Neither separation nor unification on their own can serve either as an aim or a solution to all problems. But self-determination allows for the national and cultural progress, is a means for ensuring genuine social liberation, the maximum material and creative development of the individual and of society as a whole. But this will not be possible, if the wealth of the new society remains in private hands, if capitalism continues to exploit the natural resources and workforce of any new country. It is therefore necessary to struggle for all natural, human and other resources to be placed at the service of the whole of society. That is there should be social ownership and a democratically planned economy, a genuinely free and equal, socialist society.
As the events around the struggle for self-determination that took place as the Soviet Union collapsed demonstrate, because the working class was not independently organized and leading the movement, the new nations or republics quickly became subject to a struggle between the interests of the different groups or clans within the national elite and bourgeoisie, made immensely worse by the conflict between different imperialist interests.
National wars, inter-ethnic conflicts are clear examples of how the capitalists use the principle of divide and rule. Ethnic division is the best method of driving a wedge between workers, forcing them to distrust and hate their neighbor when the real enemy of both is the capitalist class itself. To divide and poison feelings using nationalist moods allows the ruling elite to rule and exploit better the working class.
For this reason, Socialists are completely against discrimination against any ethnic group, and stand in defense of the rights of the oppressed workers and exploited peoples of all nationalities. In those regions or areas in which the ruling elite have managed to whip up a conflict between the nationalities, which, as can be seen by many historical examples, can lead to armed conflict and war, Socialists believe it is the responsibility of the working class and its organizations to stand up against such actions, organizing the defense of the minority populations and, if necessary the defense of workers of all nationalities from armed attack.
The only way to defend workers from attack in this way, and to achieve genuine autonomy or independence is to develop a strong, independent workers’ movement capable of struggle, and of overturning capitalism. The first step towards this is to reject any attempt to divide the working class along national or ethnic lines. This means the need to build workers organizations, that can resist nationalist and great power demagogy, and that are capable of defending in a united way the interests of all workers.
Organization however is not enough, it is also necessary to arm these organizations with a clear political program aimed at mobilizing the working class in defense of its daily interests, and to take over the banks, big industry and the natural resources so that they can be planned in a democratic way in the interests of all workers, to establish a genuine socialist society. Only then would it be possible to guarantee genuine independence of those nationalities that wish as part of an equal and voluntary federation or confederation of workers states.

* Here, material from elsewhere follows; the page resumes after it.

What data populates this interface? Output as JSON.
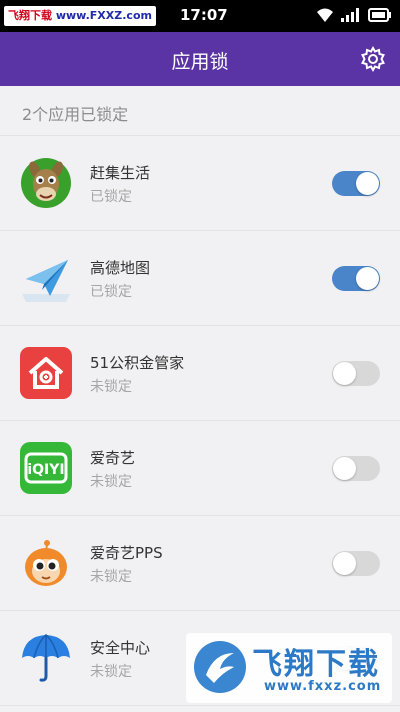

The USSR was a federation of 15 “Union republics”, which are all now independent countries. In turn each of these often included “autonomous” regions.
Russia itself was and still is a Federation including 22 “republics” and other “autonomous” regions.
They were and are all, however under strict central control from Moscow.